DAVID GREENE, HOST:
And the Scottish Parliament will vote today on whether to request a second independence referendum. The vote, which is expected to pass, comes about two and a half years after an earlier independence referendum easily failed. And let's understand what all this means and turn to NPR's Frank Langfitt in London.
Frank, good morning.
FRANK LANGFITT, BYLINE: Good morning, David.
GREENE: So explain this new push for independence. As I understand it, it's tied to the Brexit vote.
LANGFITT: Absolutely. You know, if you remember back last summer, the Scots voted overwhelmingly to stay in the EU, but they were easily outvoted by the English, who are far more populous. Now, Nicola Sturgeon - she's the leader of the Scottish National Party and the leader of the Scottish government - she said the U.K. just shouldn't be able to drag Scotland out of Europe and that Scotland should have another vote to see if they want to secede. And here's what Sturgeon said yesterday in the debate in Parliament.
(SOUNDBITE OF ARCHIVED RECORDING)
FIRST MINISTER NICOLA STURGEON: Scotland faces a fundamental question. It is a question not just of how we respond to Brexit but about what sort of country we want Scotland to be. The answer to that question is surely one that should lie in our own hands.
GREENE: OK. It sounds like the thing to understand here is the movement to stay in the U.K. won out last time. But now that the U.K. is leaving the European Union, this could be a totally different ballgame here.
LANGFITT: It could indeed. And - but it really is going to come down to the U.K. Parliament deciding whether they want to give this option to the Scottish people. And Prime Minister Theresa May - she hasn't quite phrased it this way. But I'd say, based on what I've heard, she hates the idea. She has this really difficult problem. She has to unwind one union with the EU over the next couple of years without having this 300-year-plus union with Scotland unravel at the same time.

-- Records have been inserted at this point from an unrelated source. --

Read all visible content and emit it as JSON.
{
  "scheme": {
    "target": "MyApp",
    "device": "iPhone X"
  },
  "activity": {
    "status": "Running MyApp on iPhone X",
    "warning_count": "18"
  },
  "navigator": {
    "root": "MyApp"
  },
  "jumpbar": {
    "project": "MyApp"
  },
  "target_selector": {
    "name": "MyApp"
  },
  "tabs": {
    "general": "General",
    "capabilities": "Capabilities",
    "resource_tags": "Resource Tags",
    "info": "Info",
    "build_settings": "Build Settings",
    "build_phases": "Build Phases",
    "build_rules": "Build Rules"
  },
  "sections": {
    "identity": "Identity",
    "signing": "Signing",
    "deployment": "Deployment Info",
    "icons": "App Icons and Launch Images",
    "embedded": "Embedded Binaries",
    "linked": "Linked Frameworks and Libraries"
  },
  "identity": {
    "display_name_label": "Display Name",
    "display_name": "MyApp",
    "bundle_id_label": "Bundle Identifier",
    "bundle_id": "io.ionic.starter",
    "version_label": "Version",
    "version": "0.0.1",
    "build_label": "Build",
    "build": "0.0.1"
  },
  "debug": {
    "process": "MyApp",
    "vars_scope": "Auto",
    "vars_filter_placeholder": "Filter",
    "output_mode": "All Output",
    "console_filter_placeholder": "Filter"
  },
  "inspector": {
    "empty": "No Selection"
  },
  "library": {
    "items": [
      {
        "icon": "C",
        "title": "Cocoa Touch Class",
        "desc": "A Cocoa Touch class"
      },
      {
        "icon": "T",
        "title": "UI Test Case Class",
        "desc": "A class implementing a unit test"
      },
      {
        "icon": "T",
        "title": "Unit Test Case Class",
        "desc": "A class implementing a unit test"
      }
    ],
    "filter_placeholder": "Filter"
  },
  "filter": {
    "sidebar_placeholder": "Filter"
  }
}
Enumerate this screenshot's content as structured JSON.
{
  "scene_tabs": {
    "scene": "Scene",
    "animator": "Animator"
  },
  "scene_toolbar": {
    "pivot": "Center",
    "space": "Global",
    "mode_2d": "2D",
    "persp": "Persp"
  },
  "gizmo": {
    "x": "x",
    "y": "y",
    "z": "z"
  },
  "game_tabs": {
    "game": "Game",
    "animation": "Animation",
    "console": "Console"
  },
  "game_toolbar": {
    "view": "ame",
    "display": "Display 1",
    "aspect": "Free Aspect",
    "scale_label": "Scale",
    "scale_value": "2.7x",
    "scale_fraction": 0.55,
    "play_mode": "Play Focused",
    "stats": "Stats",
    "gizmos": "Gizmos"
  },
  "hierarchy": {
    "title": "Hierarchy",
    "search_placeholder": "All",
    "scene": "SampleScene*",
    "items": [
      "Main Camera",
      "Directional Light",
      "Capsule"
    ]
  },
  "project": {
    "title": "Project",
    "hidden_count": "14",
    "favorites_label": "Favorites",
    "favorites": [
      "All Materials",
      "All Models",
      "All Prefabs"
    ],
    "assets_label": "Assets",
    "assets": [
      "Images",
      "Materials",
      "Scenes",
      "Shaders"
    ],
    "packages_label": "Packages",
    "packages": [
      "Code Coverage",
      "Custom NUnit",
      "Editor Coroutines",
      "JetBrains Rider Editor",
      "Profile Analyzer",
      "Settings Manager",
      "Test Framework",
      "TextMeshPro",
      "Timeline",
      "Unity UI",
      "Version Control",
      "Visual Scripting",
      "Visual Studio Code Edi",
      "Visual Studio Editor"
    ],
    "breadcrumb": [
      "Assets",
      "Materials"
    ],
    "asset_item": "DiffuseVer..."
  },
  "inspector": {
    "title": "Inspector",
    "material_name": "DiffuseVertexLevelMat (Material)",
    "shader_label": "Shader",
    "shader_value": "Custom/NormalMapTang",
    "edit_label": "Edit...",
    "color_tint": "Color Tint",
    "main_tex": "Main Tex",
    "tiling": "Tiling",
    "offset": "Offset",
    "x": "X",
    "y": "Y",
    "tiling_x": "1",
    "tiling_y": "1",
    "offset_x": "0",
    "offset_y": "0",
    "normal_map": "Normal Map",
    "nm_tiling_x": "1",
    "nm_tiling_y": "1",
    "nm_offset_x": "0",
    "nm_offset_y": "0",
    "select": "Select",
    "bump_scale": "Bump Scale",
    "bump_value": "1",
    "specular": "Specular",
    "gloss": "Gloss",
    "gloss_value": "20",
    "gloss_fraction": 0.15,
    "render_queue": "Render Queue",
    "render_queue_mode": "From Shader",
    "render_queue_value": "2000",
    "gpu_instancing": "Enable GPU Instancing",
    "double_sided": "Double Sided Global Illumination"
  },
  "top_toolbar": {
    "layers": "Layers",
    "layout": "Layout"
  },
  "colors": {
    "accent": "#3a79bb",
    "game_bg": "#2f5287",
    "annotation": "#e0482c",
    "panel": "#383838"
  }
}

And ultimately, the U.K. Parliament is going to have to decide. Theresa May, in terms of, like, when this would happen, she says not now. She wants to wait until Brexit is concluded because she can't really fight a two-front war. She did an interview recently with The Guardian newspaper, and here's how she put it.
(SOUNDBITE OF ARCHIVED RECORDING)
PRIME MINISTER THERESA MAY: I think just now we should be putting all our energies into ensuring that we get that right deal for the U.K. and the right deal for Scotland in our negotiations with the European Union. Right now, we should be working together not pulling apart.
GREENE: So the chances of pulling apart or not - I mean, the last Scottish referendum was 2014. Fifty-five percent of people in Scotland voted to stay in the U.K. Will things be different this time?
LANGFITT: Well, right now, not according to the polls. The majority are still against it, which makes this really a do-or-die move for Nicola Sturgeon. And actually, she doesn't want a quick referendum right now. I think she's playing for time. Her hope is that if the Brexit negotiations go kind of badly for the U.K., it looks like a sharp split with the EU, that's what Theresa May really wants. Scottish voters don't. And Sturgeon thinks that this could help her eventually - maybe a couple, two-and-a-half years from now - get the votes she needs for independence.
GREENE: You know, being in the middle of it day by day, sometimes you can forget how extraordinary these times are. You think about Brexit; you think about the uncertainty in the United Kingdom, what we're talking about today in Scotland. I mean, give us the broad take here.
LANGFITT: Well, it's really interesting. I think what you're seeing in parts of the Western world are people and governments wanting to take back political control. You know, last summer, you saw the U.K. saying, we want to take political and legal control back from Brussels, which is home of the European Union. Scotland now talking about wanting to take back control of its destiny from the United Kingdom and the government down here in London and a real emphasis on nationalism and sovereignty.
And it's not unlike some of the things that we heard during the Trump campaign and definitely the inauguration in January. You know, Trump talked about America first. Brexit, people were kind of talking about Britain first. And certainly Scotland and independence, that's definitely - the message there would be Scotland first.
GREENE: All right. That was NPR's Frank Langfitt speaking to us from London.
Frank, thanks, as always.
LANGFITT: Happy to do it, David.
NPR transcripts are created on a rush deadline by an NPR contractor. This text may not be in its final form and may be updated or revised in the future. Accuracy and availability may vary. The authoritative record of NPR’s programming is the audio record.